These early dalliances with wrist bearing clocks planted seeds which, now that some of my income has become slightly more disposable, have started to germinate. I currently have a modest collection of around twenty and like to claim that I have an interest in watches. As a result I enjoy reading about new developments, marvel at the history, fantasise over what I’ll never be able to afford, save spare cash for future acquisitions within my budget and cosset and care for the ones I’m already lucky enough to own. I must state here and now that I’m not a watch snob but they do exist and this is sad. It’s sad because being a snob of any kind is a form of myopia and this prevents people from experiencing the many new things which come into existence outside of their view of acceptability. This came up recently in a topic on one of the forums which I regularly look at. A member had asked a perfectly reasonable question about a watch series that had been offered in various combinations of face colour, strap and movement. The bone of contention was the movement. To a certain type of collector choosing a quartz movement was not an option to be considered. A real watch should, it is believed by some, have a beating heart and not a pacemaker. This made me consider my own collection. It was true. Most of my collection had mechanical movements. I had chosen them with this detail being a prerequisite. Why? Because a real watch should have a mechanical movement just like they always had. But despite my resolve something was fizzing away deep within mental recesses. While reading the exchanges on this particular thread it occurred to me that I knew little about this battery-powered upstart which had so blatantly infiltrated the horological world. I knew the digital watches were just circuit boards but I felt sure this wasn’t the case for analogue. In essence I didn’t know. I couldn’t argue what I didn’t understand and I believe the best way to argue anything is to be armed with all the information of both sides so I read. I read about Seiko and the Japanese’s development of a battery powered motor that would keep better time. I read about the Swiss’s response to this new kid on the block with a battery powered motor of their own. On how Swatch had become the Phoenix rising from of ETA’s ashes by manufacturing Swiss Quartz watches in every colour way imaginable. It was the ultimate fashion accessory, functional, colourful and collectible and at a price attractive to the customer. The Quartz motor had made watches something that anyone could own. It fascinated me and humbled me at the same time to see how sublimely ingenious it was. What finally shredded any lingering doubt I may have had skulking around in my cranial recess was watching a man on YouTube take apart a Maurice Lacroix quartz movement and service it.
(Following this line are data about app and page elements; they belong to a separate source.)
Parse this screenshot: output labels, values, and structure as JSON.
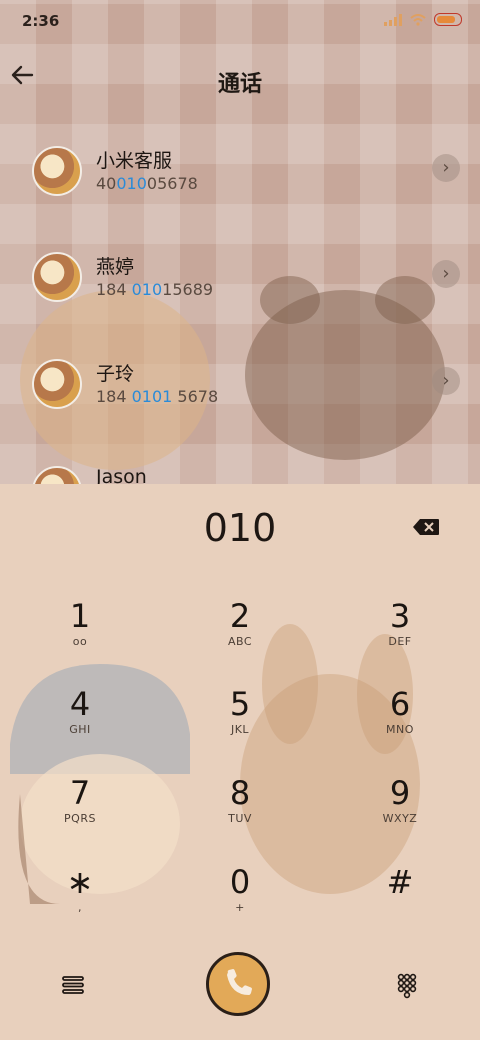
{
  "status": {
    "time": "2:36"
  },
  "header": {
    "title": "通话",
    "back_icon": "back-arrow-icon"
  },
  "contacts": [
    {
      "name": "小米客服",
      "number_pre": "40",
      "number_hl": "010",
      "number_post": "05678"
    },
    {
      "name": "燕婷",
      "number_pre": "184 ",
      "number_hl": "010",
      "number_post": "15689"
    },
    {
      "name": "子玲",
      "number_pre": "184 ",
      "number_hl": "0101",
      "number_post": " 5678"
    },
    {
      "name": "Jason",
      "number_pre": "",
      "number_hl": "",
      "number_post": ""
    }
  ],
  "dialer": {
    "display": "010",
    "keys": [
      {
        "digit": "1",
        "letters": "ᴏᴏ"
      },
      {
        "digit": "2",
        "letters": "ABC"
      },
      {
        "digit": "3",
        "letters": "DEF"
      },
      {
        "digit": "4",
        "letters": "GHI"
      },
      {
        "digit": "5",
        "letters": "JKL"
      },
      {
        "digit": "6",
        "letters": "MNO"
      },
      {
        "digit": "7",
        "letters": "PQRS"
      },
      {
        "digit": "8",
        "letters": "TUV"
      },
      {
        "digit": "9",
        "letters": "WXYZ"
      },
      {
        "digit": "∗",
        "letters": ","
      },
      {
        "digit": "0",
        "letters": "+"
      },
      {
        "digit": "#",
        "letters": ""
      }
    ]
  },
  "colors": {
    "accent": "#2a8bd8",
    "call": "#e2a958"
  }
}
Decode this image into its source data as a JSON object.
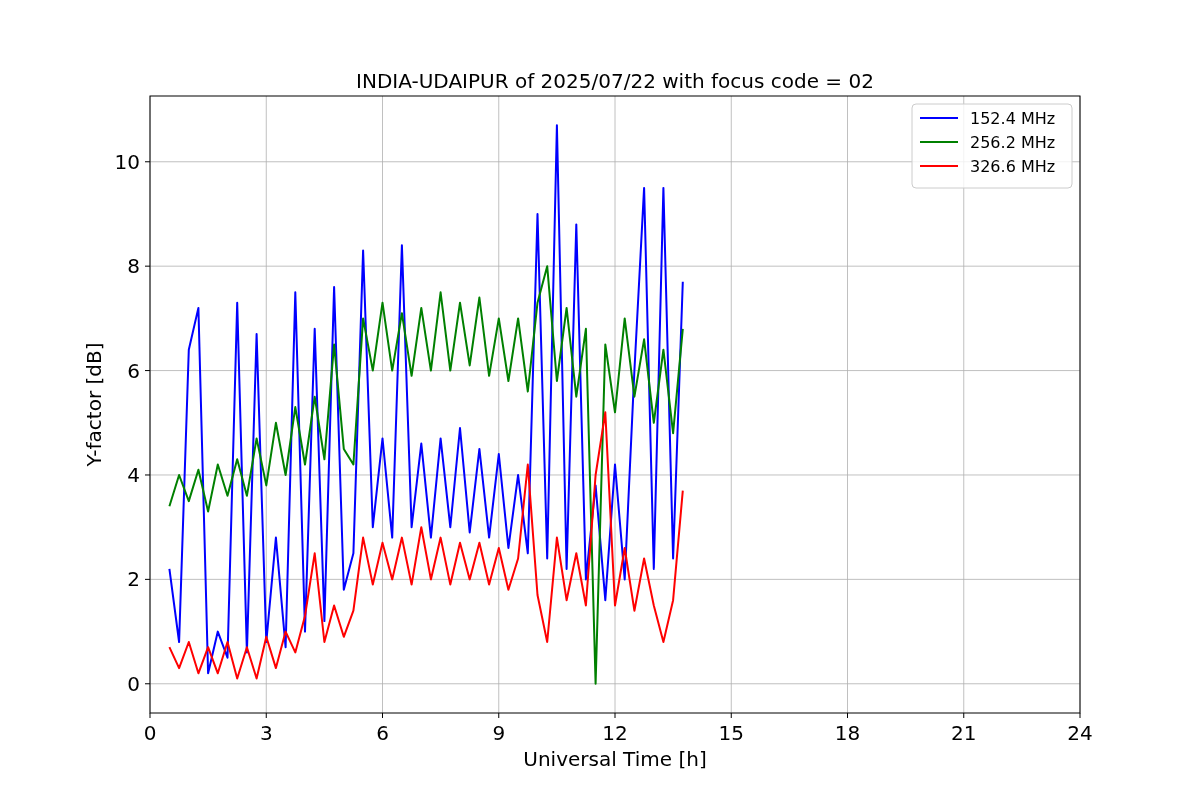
{
  "figure": {
    "chart_data": {
      "type": "line",
      "title": "INDIA-UDAIPUR of 2025/07/22 with focus code = 02",
      "xlabel": "Universal Time [h]",
      "ylabel": "Y-factor [dB]",
      "x": [
        0.5,
        0.75,
        1.0,
        1.25,
        1.5,
        1.75,
        2.0,
        2.25,
        2.5,
        2.75,
        3.0,
        3.25,
        3.5,
        3.75,
        4.0,
        4.25,
        4.5,
        4.75,
        5.0,
        5.25,
        5.5,
        5.75,
        6.0,
        6.25,
        6.5,
        6.75,
        7.0,
        7.25,
        7.5,
        7.75,
        8.0,
        8.25,
        8.5,
        8.75,
        9.0,
        9.25,
        9.5,
        9.75,
        10.0,
        10.25,
        10.5,
        10.75,
        11.0,
        11.25,
        11.5,
        11.75,
        12.0,
        12.25,
        12.5,
        12.75,
        13.0,
        13.25,
        13.5,
        13.75
      ],
      "series": [
        {
          "name": "152.4 MHz",
          "color": "#0000ff",
          "values": [
            2.2,
            0.8,
            6.4,
            7.2,
            0.2,
            1.0,
            0.5,
            7.3,
            0.6,
            6.7,
            0.8,
            2.8,
            0.7,
            7.5,
            1.0,
            6.8,
            1.2,
            7.6,
            1.8,
            2.5,
            8.3,
            3.0,
            4.7,
            2.8,
            8.4,
            3.0,
            4.6,
            2.8,
            4.7,
            3.0,
            4.9,
            2.9,
            4.5,
            2.8,
            4.4,
            2.6,
            4.0,
            2.5,
            9.0,
            2.4,
            10.7,
            2.2,
            8.8,
            2.0,
            3.8,
            1.6,
            4.2,
            2.0,
            6.0,
            9.5,
            2.2,
            9.5,
            2.4,
            7.7
          ]
        },
        {
          "name": "256.2 MHz",
          "color": "#008000",
          "values": [
            3.4,
            4.0,
            3.5,
            4.1,
            3.3,
            4.2,
            3.6,
            4.3,
            3.6,
            4.7,
            3.8,
            5.0,
            4.0,
            5.3,
            4.2,
            5.5,
            4.3,
            6.5,
            4.5,
            4.2,
            7.0,
            6.0,
            7.3,
            6.0,
            7.1,
            5.9,
            7.2,
            6.0,
            7.5,
            6.0,
            7.3,
            6.1,
            7.4,
            5.9,
            7.0,
            5.8,
            7.0,
            5.6,
            7.3,
            8.0,
            5.8,
            7.2,
            5.5,
            6.8,
            0.0,
            6.5,
            5.2,
            7.0,
            5.5,
            6.6,
            5.0,
            6.4,
            4.8,
            6.8
          ]
        },
        {
          "name": "326.6 MHz",
          "color": "#ff0000",
          "values": [
            0.7,
            0.3,
            0.8,
            0.2,
            0.7,
            0.2,
            0.8,
            0.1,
            0.7,
            0.1,
            0.9,
            0.3,
            1.0,
            0.6,
            1.3,
            2.5,
            0.8,
            1.5,
            0.9,
            1.4,
            2.8,
            1.9,
            2.7,
            2.0,
            2.8,
            1.9,
            3.0,
            2.0,
            2.8,
            1.9,
            2.7,
            2.0,
            2.7,
            1.9,
            2.6,
            1.8,
            2.4,
            4.2,
            1.7,
            0.8,
            2.8,
            1.6,
            2.5,
            1.5,
            4.0,
            5.2,
            1.5,
            2.6,
            1.4,
            2.4,
            1.5,
            0.8,
            1.6,
            3.7
          ]
        }
      ],
      "grid": true,
      "legend": true,
      "xlim": [
        0,
        24
      ],
      "ylim": [
        -0.56,
        11.26
      ],
      "xticks": [
        0,
        3,
        6,
        9,
        12,
        15,
        18,
        21,
        24
      ],
      "yticks": [
        0,
        2,
        4,
        6,
        8,
        10
      ]
    }
  }
}
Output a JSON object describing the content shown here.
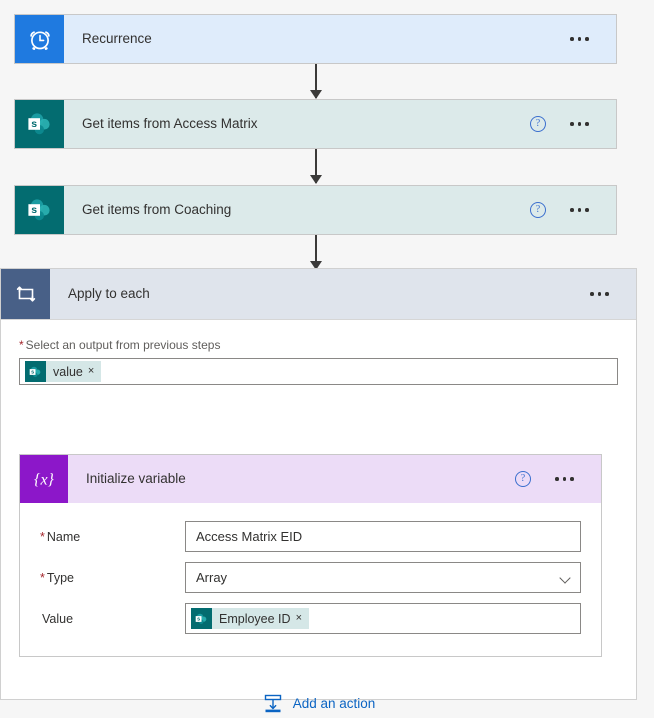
{
  "flow": {
    "steps": [
      {
        "id": "recurrence",
        "title": "Recurrence",
        "icon": "alarm-clock-icon",
        "has_help": false,
        "icon_bg": "#1f7ae0",
        "body_bg": "#dfecfb"
      },
      {
        "id": "get-items-access-matrix",
        "title": "Get items from Access Matrix",
        "icon": "sharepoint-icon",
        "has_help": true,
        "icon_bg": "#036c70",
        "body_bg": "#dceaea"
      },
      {
        "id": "get-items-coaching",
        "title": "Get items from Coaching",
        "icon": "sharepoint-icon",
        "has_help": true,
        "icon_bg": "#036c70",
        "body_bg": "#dceaea"
      }
    ]
  },
  "scope": {
    "title": "Apply to each",
    "icon": "loop-repeat-icon",
    "icon_bg": "#486087",
    "header_bg": "#dfe4ec",
    "output_field": {
      "required_marker": "*",
      "label": "Select an output from previous steps",
      "token": {
        "icon": "sharepoint-icon",
        "label": "value",
        "remove": "×"
      }
    }
  },
  "initialize_variable": {
    "title": "Initialize variable",
    "icon": "expression-braces-icon",
    "icon_bg": "#8c17c9",
    "header_bg": "#ecdcf7",
    "has_help": true,
    "fields": {
      "name": {
        "required_marker": "*",
        "label": "Name",
        "value": "Access Matrix EID"
      },
      "type": {
        "required_marker": "*",
        "label": "Type",
        "value": "Array",
        "options": [
          "Array"
        ]
      },
      "value": {
        "required_marker": "",
        "label": "Value",
        "token": {
          "icon": "sharepoint-icon",
          "label": "Employee ID",
          "remove": "×"
        }
      }
    }
  },
  "add_action": {
    "label": "Add an action",
    "icon": "insert-action-icon",
    "color": "#0b64c3"
  },
  "overflow_menu": {
    "label": "More commands"
  },
  "help": {
    "label": "?"
  }
}
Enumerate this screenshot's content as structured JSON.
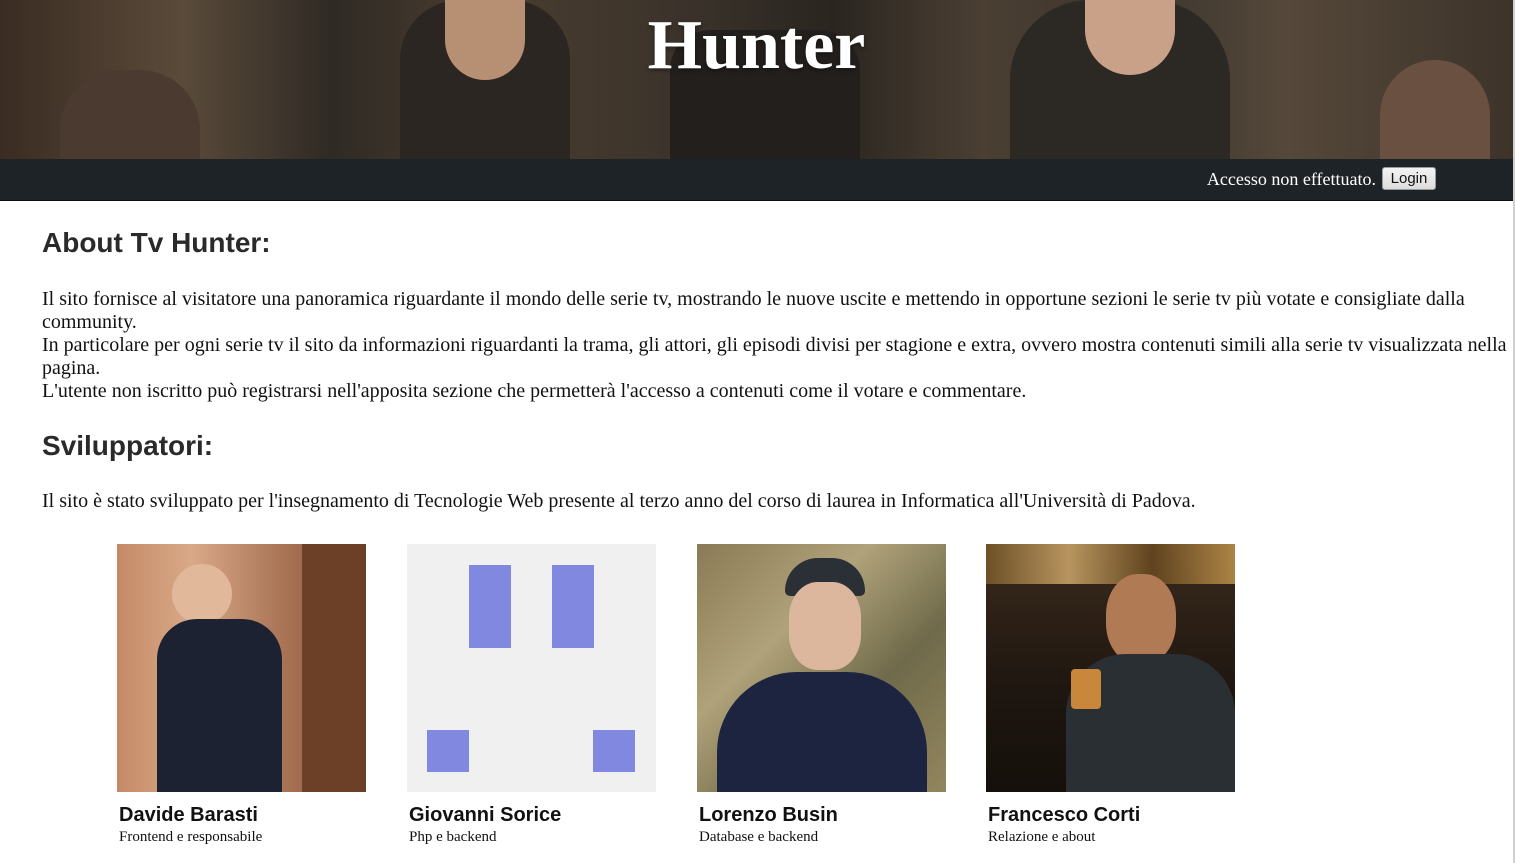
{
  "header": {
    "title": "Hunter"
  },
  "navbar": {
    "status_text": "Accesso non effettuato.",
    "login_label": "Login"
  },
  "about": {
    "title": "About Tv Hunter:",
    "paragraphs": [
      "Il sito fornisce al visitatore una panoramica riguardante il mondo delle serie tv, mostrando le nuove uscite e mettendo in opportune sezioni le serie tv più votate e consigliate dalla community.",
      "In particolare per ogni serie tv il sito da informazioni riguardanti la trama, gli attori, gli episodi divisi per stagione e extra, ovvero mostra contenuti simili alla serie tv visualizzata nella pagina.",
      "L'utente non iscritto può registrarsi nell'apposita sezione che permetterà l'accesso a contenuti come il votare e commentare."
    ]
  },
  "developers": {
    "title": "Sviluppatori:",
    "intro": "Il sito è stato sviluppato per l'insegnamento di Tecnologie Web presente al terzo anno del corso di laurea in Informatica all'Università di Padova.",
    "people": [
      {
        "name": "Davide Barasti",
        "role": "Frontend e responsabile"
      },
      {
        "name": "Giovanni Sorice",
        "role": "Php e backend"
      },
      {
        "name": "Lorenzo Busin",
        "role": "Database e backend"
      },
      {
        "name": "Francesco Corti",
        "role": "Relazione e about"
      }
    ]
  },
  "colors": {
    "navbar_bg": "#1e2328",
    "identicon_fg": "#8088e0",
    "identicon_bg": "#f0f0f0"
  }
}
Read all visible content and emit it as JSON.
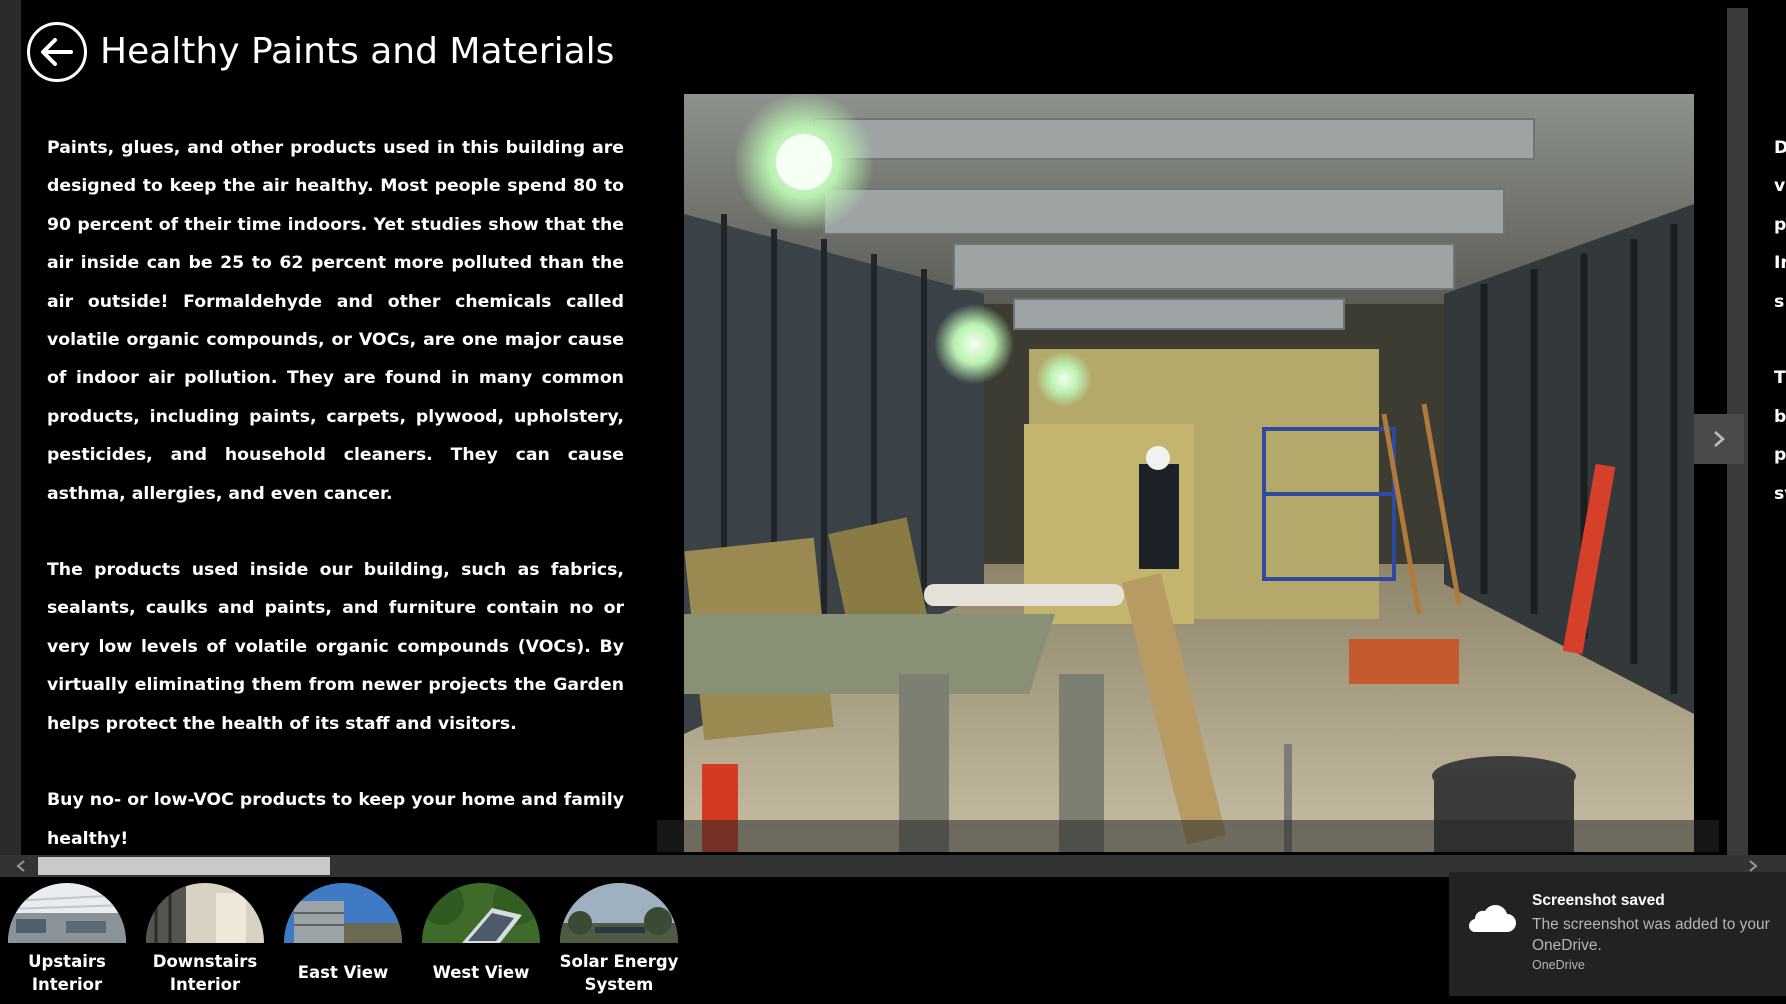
{
  "header": {
    "title": "Healthy Paints and Materials",
    "back_icon": "back-arrow-icon"
  },
  "article": {
    "paragraphs": [
      "Paints, glues, and other products used in this building are designed to keep the air healthy. Most people spend 80 to 90 percent of their time indoors. Yet studies show that the air inside can be 25 to 62 percent more polluted than the air outside! Formaldehyde and other chemicals called volatile organic compounds, or VOCs, are one major cause of indoor air pollution. They are found in many common products, including paints, carpets, plywood, upholstery, pesticides, and household cleaners. They can cause asthma, allergies, and even cancer.",
      "The products used inside our building, such as fabrics, sealants, caulks and paints, and furniture contain no or very low levels of volatile organic compounds (VOCs). By virtually eliminating them from newer projects the Garden helps protect the health of its staff and visitors.",
      "Buy no- or low-VOC products to keep your home and family healthy!"
    ]
  },
  "next_section_peek": [
    "D",
    "v",
    "p",
    "Ir",
    "s",
    "",
    "T",
    "b",
    "p",
    "sy"
  ],
  "thumbnails": [
    {
      "label": "Upstairs Interior",
      "icon": "upstairs-interior-thumbnail"
    },
    {
      "label": "Downstairs Interior",
      "icon": "downstairs-interior-thumbnail"
    },
    {
      "label": "East View",
      "icon": "east-view-thumbnail"
    },
    {
      "label": "West View",
      "icon": "west-view-thumbnail"
    },
    {
      "label": "Solar Energy System",
      "icon": "solar-energy-thumbnail"
    }
  ],
  "toast": {
    "title": "Screenshot saved",
    "body": "The screenshot was added to your OneDrive.",
    "source": "OneDrive",
    "icon": "onedrive-cloud-icon"
  },
  "colors": {
    "background": "#000000",
    "scrollbar": "#333333",
    "thumb": "#c9c9c9",
    "toast_bg": "#222222"
  }
}
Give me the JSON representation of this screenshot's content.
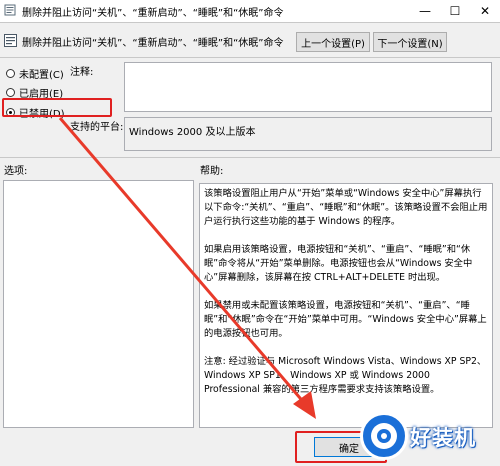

Wow. At what point did we become so clever, so superior that we could talk so demeaningly and deridingly about such a clever and intricate piece of engineering. If I lived for a thousand years I could never have conceived of something so clever. I had spent years standing in judgement based on the false premise that the only watches worth coveting should be mechanical and looking down my nose at this supposed poor relation in horology’s history. Well I know when I’m wrong and not too proud to admit it. I accept that there are poor quality quartz movements out there in the same way there are poor quality mechanical movements but a quality quartz movement is truly a thing of beauty.
In conclusion I return to my analogy of the beating heart and the pacemaker. Plenty of people have pacemakers fitted, a power source to keep the heart beating. Does this make them less of a person. Do we treat them disdainfully because that fundamental function of that vital organ has been replaced by technology? Do we sneer at their capitulation to modern electronics? Of course not. Our judgement is based on the very many characteristics that make the whole and the wristwatch that adorns our arm should be no different.